Exercise:
Every line with the string "điểm" should be copied from the data.
----- Data for processing
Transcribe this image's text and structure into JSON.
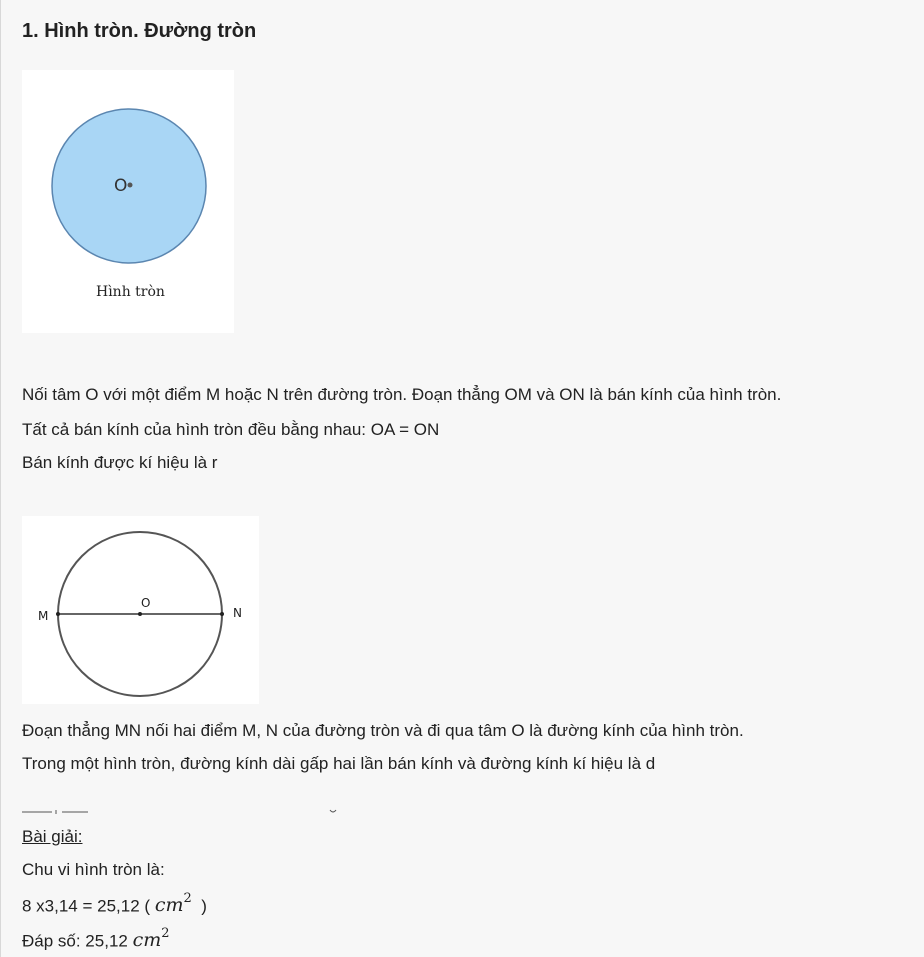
{
  "section": {
    "heading": "1. Hình tròn. Đường tròn"
  },
  "figure_circle": {
    "center_label": "O",
    "caption": "Hình tròn",
    "fill_color": "#a9d6f5",
    "stroke_color": "#5b86b0"
  },
  "paragraphs_radius": {
    "line1": "Nối tâm O với một điểm M hoặc N trên đường tròn. Đoạn thẳng OM và ON là bán kính của hình tròn.",
    "line2": "Tất cả bán kính của hình tròn đều bằng nhau: OA = ON",
    "line3": "Bán kính được kí hiệu là r"
  },
  "figure_diameter": {
    "center_label": "O",
    "left_label": "M",
    "right_label": "N"
  },
  "paragraphs_diameter": {
    "line1": "Đoạn thẳng MN nối hai điểm M, N của đường tròn và đi qua tâm O là đường kính của hình tròn.",
    "line2": "Trong một hình tròn, đường kính dài gấp hai lần bán kính và đường kính kí hiệu là d"
  },
  "solution": {
    "label": "Bài giải:",
    "line1": "Chu vi hình tròn là:",
    "calc_prefix": "8 x3,14 = 25,12 (",
    "calc_unit": "cm",
    "calc_exp": "2",
    "calc_suffix": ")",
    "answer_prefix": "Đáp số: 25,12",
    "answer_unit": "cm",
    "answer_exp": "2"
  }
}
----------
Answer section:
    "line1": "Nối tâm O với một điểm M hoặc N trên đường tròn. Đoạn thẳng OM và ON là bán kính của hình tròn.",
    "line1": "Đoạn thẳng MN nối hai điểm M, N của đường tròn và đi qua tâm O là đường kính của hình tròn.",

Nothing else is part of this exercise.